** Task to carry out **
From the records that follow, copy every line in which "enter" appears.

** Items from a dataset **
________

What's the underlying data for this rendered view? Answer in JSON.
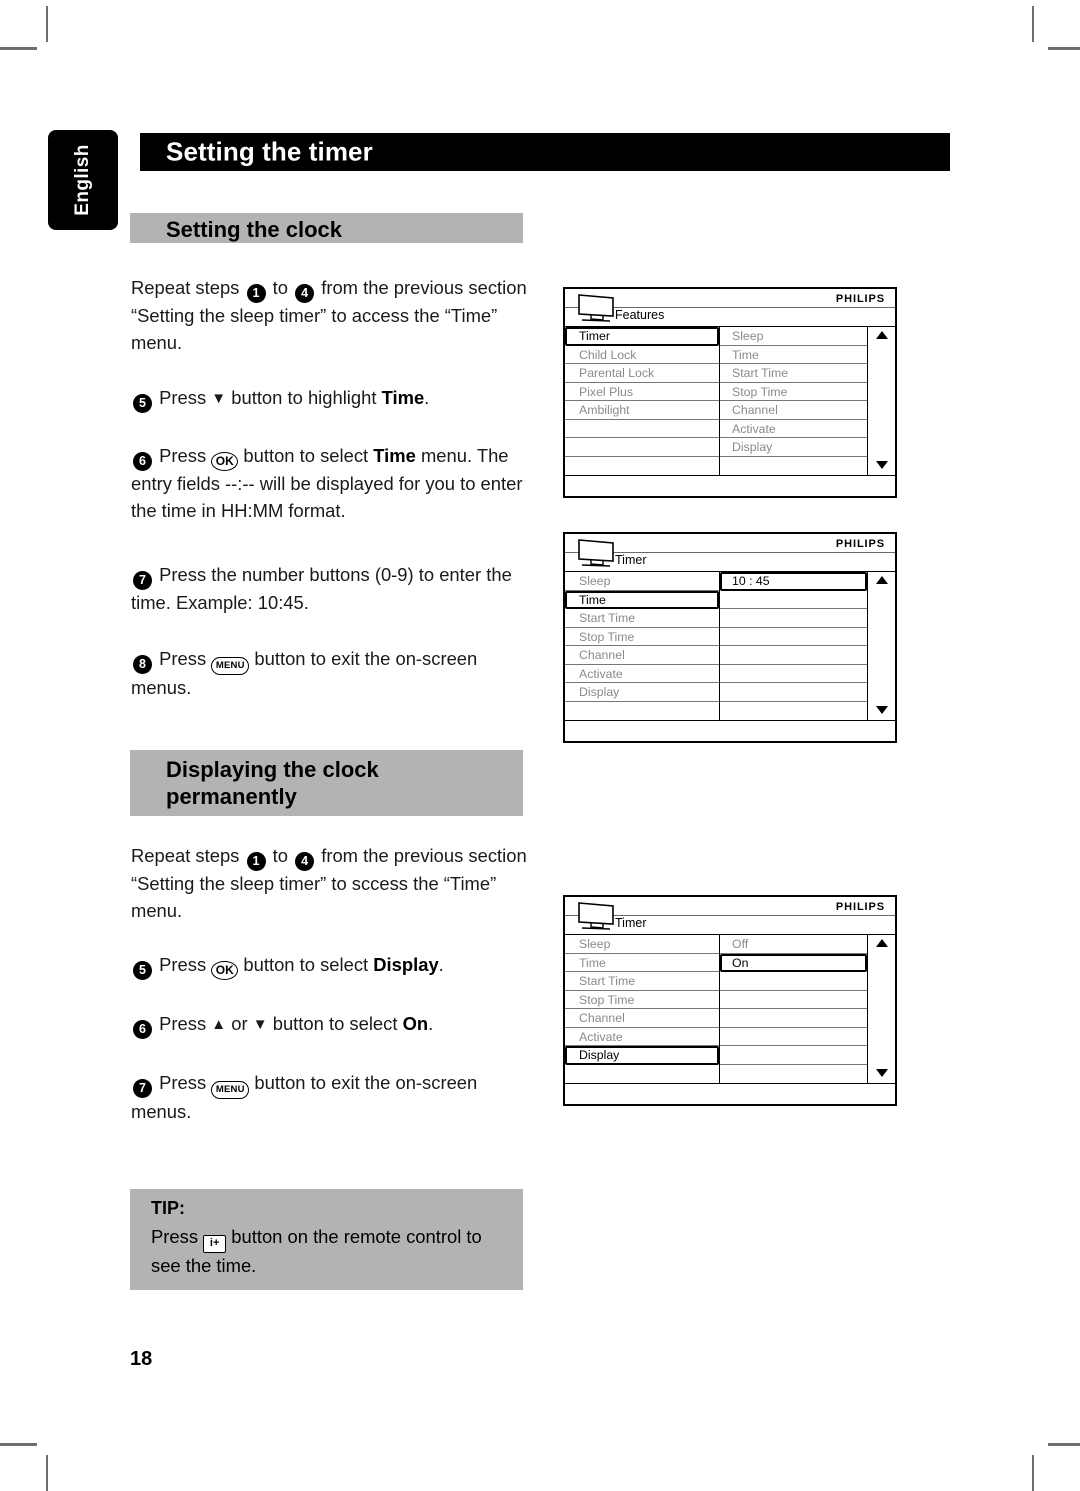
{
  "page": {
    "number": "18",
    "language_tab": "English",
    "chapter_title": "Setting the timer"
  },
  "sections": [
    {
      "heading": "Setting the clock",
      "paragraphs": [
        {
          "id": "p1",
          "text_pre": "Repeat steps",
          "step_a": "1",
          "mid": "to",
          "step_b": "4",
          "text_post": "from the previous section “Setting the sleep timer” to access the “Time” menu."
        },
        {
          "id": "p2",
          "step": "5",
          "pre": "Press",
          "glyph": "▼",
          "mid": "button to highlight",
          "bold": "Time",
          "post": "."
        },
        {
          "id": "p3",
          "step": "6",
          "pre": "Press",
          "glyph": "OK",
          "mid": "button to select",
          "bold": "Time",
          "post": " menu. The entry fields --:-- will be displayed for you to enter the time in HH:MM format."
        },
        {
          "id": "p4",
          "step": "7",
          "text": "Press the number buttons (0-9) to enter the time.  Example: 10:45."
        },
        {
          "id": "p5",
          "step": "8",
          "pre": "Press",
          "glyph": "MENU",
          "post": "button to exit the on-screen menus."
        }
      ]
    },
    {
      "heading": "Displaying the clock permanently",
      "paragraphs": [
        {
          "id": "p6",
          "text_pre": "Repeat steps",
          "step_a": "1",
          "mid": "to",
          "step_b": "4",
          "text_post": "from the previous section “Setting the sleep timer” to sccess the “Time” menu."
        },
        {
          "id": "p7",
          "step": "5",
          "pre": "Press",
          "glyph": "OK",
          "mid": "button to select",
          "bold": "Display",
          "post": "."
        },
        {
          "id": "p8",
          "step": "6",
          "pre": "Press",
          "glyph_a": "▲",
          "or": "or",
          "glyph_b": "▼",
          "mid": "button to select",
          "bold": "On",
          "post": "."
        },
        {
          "id": "p9",
          "step": "7",
          "pre": "Press",
          "glyph": "MENU",
          "post": "button to exit the on-screen menus."
        }
      ]
    }
  ],
  "tip": {
    "title": "TIP:",
    "pre": "Press",
    "glyph": "i+",
    "post": "button on the remote control to see the time."
  },
  "osd_menus": [
    {
      "id": "menu-features",
      "brand": "PHILIPS",
      "title": "Features",
      "left_items": [
        "Timer",
        "Child Lock",
        "Parental Lock",
        "Pixel Plus",
        "Ambilight",
        "",
        "",
        ""
      ],
      "left_selected_index": 0,
      "right_items": [
        "Sleep",
        "Time",
        "Start Time",
        "Stop Time",
        "Channel",
        "Activate",
        "Display",
        ""
      ],
      "right_selected_index": -1,
      "scroll_up": "▲",
      "scroll_down": "▼"
    },
    {
      "id": "menu-timer-time",
      "brand": "PHILIPS",
      "title": "Timer",
      "left_items": [
        "Sleep",
        "Time",
        "Start Time",
        "Stop Time",
        "Channel",
        "Activate",
        "Display",
        ""
      ],
      "left_selected_index": 1,
      "right_items": [
        "10 : 45",
        "",
        "",
        "",
        "",
        "",
        "",
        ""
      ],
      "right_selected_index": 0,
      "scroll_up": "▲",
      "scroll_down": "▼"
    },
    {
      "id": "menu-timer-display",
      "brand": "PHILIPS",
      "title": "Timer",
      "left_items": [
        "Sleep",
        "Time",
        "Start Time",
        "Stop Time",
        "Channel",
        "Activate",
        "Display",
        ""
      ],
      "left_selected_index": 6,
      "right_items": [
        "Off",
        "On",
        "",
        "",
        "",
        "",
        "",
        ""
      ],
      "right_selected_index": 1,
      "scroll_up": "▲",
      "scroll_down": "▼"
    }
  ],
  "colors": {
    "header_bg": "#000000",
    "section_bar_bg": "#b3b3b3",
    "dim_text": "#8a8a8a",
    "crop_mark": "#6e6e6e"
  }
}
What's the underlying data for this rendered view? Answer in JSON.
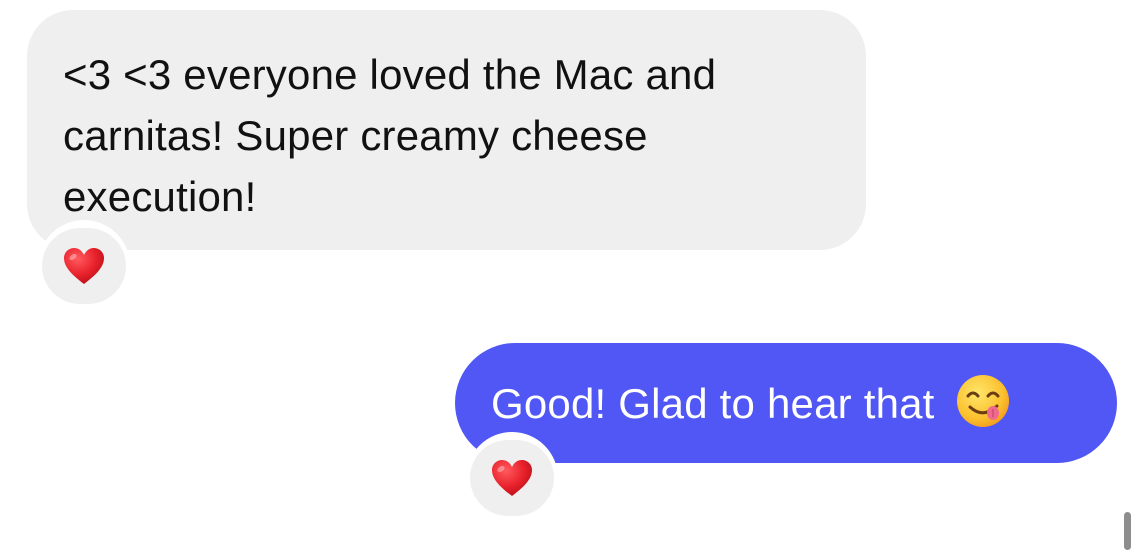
{
  "messages": [
    {
      "direction": "incoming",
      "lines": [
        "<3 <3 everyone loved the Mac and",
        "carnitas! Super creamy cheese",
        "execution!"
      ],
      "reaction": "heart-icon"
    },
    {
      "direction": "outgoing",
      "text": "Good! Glad to hear that",
      "emoji": "yum-face-icon",
      "reaction": "heart-icon"
    }
  ],
  "colors": {
    "incoming_bubble": "#efefef",
    "outgoing_bubble": "#5057f4",
    "heart": "#e8212b"
  }
}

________

** Response **
          "post": " menu. The entry fields --:-- will be displayed for you to enter the time in HH:MM format."
          "text": "Press the number buttons (0-9) to enter the time.  Example: 10:45."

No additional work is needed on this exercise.